Important Aspects of Poker


The game of poker is a card-based game of chance and risk. While luck will always play a big role in the game, skill can sometimes outweigh it. There are many different variations of the game, but the basic mechanics remain the same. Players place chips into the pot before being dealt cards. Players can then either fold, call or raise. A player who raises can force opponents to fold if they do not want to compete for the winning hand.

Players start the game by putting in a blind bet or an ante. Once they have done this, they are dealt cards which are kept secret from other players. They can then choose to call, which means that they will match the amount of the previous bet or raise it. They can also fold, which means that they will forfeit their cards and not participate in the betting round.

After the betting is over, the best hand wins the pot. The highest ranking card wins if it is a straight or flush. If there is a tie, the highest pair wins. If there is no pair, the dealer will win.

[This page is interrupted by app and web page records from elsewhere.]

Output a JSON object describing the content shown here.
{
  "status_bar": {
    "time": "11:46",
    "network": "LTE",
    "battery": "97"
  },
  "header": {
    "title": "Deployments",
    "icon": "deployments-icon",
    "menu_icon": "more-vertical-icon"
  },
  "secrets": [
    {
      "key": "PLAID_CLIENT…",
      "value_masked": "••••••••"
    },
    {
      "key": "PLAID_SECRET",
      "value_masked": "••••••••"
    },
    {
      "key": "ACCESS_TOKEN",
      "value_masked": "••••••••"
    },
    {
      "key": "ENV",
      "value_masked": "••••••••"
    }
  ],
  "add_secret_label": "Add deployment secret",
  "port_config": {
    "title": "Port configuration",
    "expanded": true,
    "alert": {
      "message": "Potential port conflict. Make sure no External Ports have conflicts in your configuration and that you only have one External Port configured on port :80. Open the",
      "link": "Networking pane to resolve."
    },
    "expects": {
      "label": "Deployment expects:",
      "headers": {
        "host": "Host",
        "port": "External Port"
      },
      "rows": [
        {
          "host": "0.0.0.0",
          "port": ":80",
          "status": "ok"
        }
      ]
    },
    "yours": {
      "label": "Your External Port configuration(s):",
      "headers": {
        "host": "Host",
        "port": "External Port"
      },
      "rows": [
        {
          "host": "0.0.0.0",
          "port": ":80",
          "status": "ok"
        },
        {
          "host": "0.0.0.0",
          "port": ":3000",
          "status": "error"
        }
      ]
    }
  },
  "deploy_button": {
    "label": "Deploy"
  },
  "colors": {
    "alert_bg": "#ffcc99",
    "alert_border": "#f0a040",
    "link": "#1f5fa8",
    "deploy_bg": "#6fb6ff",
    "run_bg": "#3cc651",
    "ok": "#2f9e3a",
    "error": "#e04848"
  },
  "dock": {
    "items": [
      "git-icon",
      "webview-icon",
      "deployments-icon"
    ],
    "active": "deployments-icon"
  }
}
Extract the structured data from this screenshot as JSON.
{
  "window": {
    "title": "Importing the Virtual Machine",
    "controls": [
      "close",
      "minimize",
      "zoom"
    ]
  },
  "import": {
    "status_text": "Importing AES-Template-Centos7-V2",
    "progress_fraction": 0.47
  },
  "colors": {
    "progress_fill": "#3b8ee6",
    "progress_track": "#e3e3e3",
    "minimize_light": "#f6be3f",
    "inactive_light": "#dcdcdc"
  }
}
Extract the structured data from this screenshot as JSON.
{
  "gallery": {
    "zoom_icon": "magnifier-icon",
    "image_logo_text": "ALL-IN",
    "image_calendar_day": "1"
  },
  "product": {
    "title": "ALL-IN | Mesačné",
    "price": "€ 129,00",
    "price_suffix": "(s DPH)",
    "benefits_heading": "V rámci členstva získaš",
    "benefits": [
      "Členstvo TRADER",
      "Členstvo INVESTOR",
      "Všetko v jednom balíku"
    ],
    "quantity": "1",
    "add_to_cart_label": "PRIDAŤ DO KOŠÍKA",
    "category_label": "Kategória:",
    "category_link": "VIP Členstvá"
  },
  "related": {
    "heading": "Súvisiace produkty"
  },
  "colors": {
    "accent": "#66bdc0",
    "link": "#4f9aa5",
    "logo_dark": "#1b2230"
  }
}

One of the most important aspects of poker is knowing how to read your opponents. This is not as simple as reading facial expressions or body language, but more about observing patterns in their behavior. Typically, good poker reads come from small details, such as how a player holds their chips or how often they make movements with their hands. This can help you determine what type of hand they have and how much strength they have.

Another important aspect of poker is understanding the basics of position. Position refers to your place in the betting circle, which can greatly affect how well you play. It is important to remember that a player in late position should generally bet more than early position. This is because players in late position are able to take advantage of information that other players do not have, such as how the table is positioned and what type of hand they have.

A player in early position should usually be more cautious and only call if they have a strong hand. In addition, a player in early position should be raising more frequently. This is because they can usually put pressure on the other players to fold by raising, which will prevent them from having a weak hand and getting called.

It is important to practice and watch other players play in order to develop quick instincts. This will allow you to be more successful in the long run. By watching other players, you can learn how they react to certain situations and then mimic their style in your own games. This will give you the confidence to raise and call when it is appropriate. It will also help you avoid making silly mistakes that can easily cost you money. This is the only way to truly improve your game and become a better player.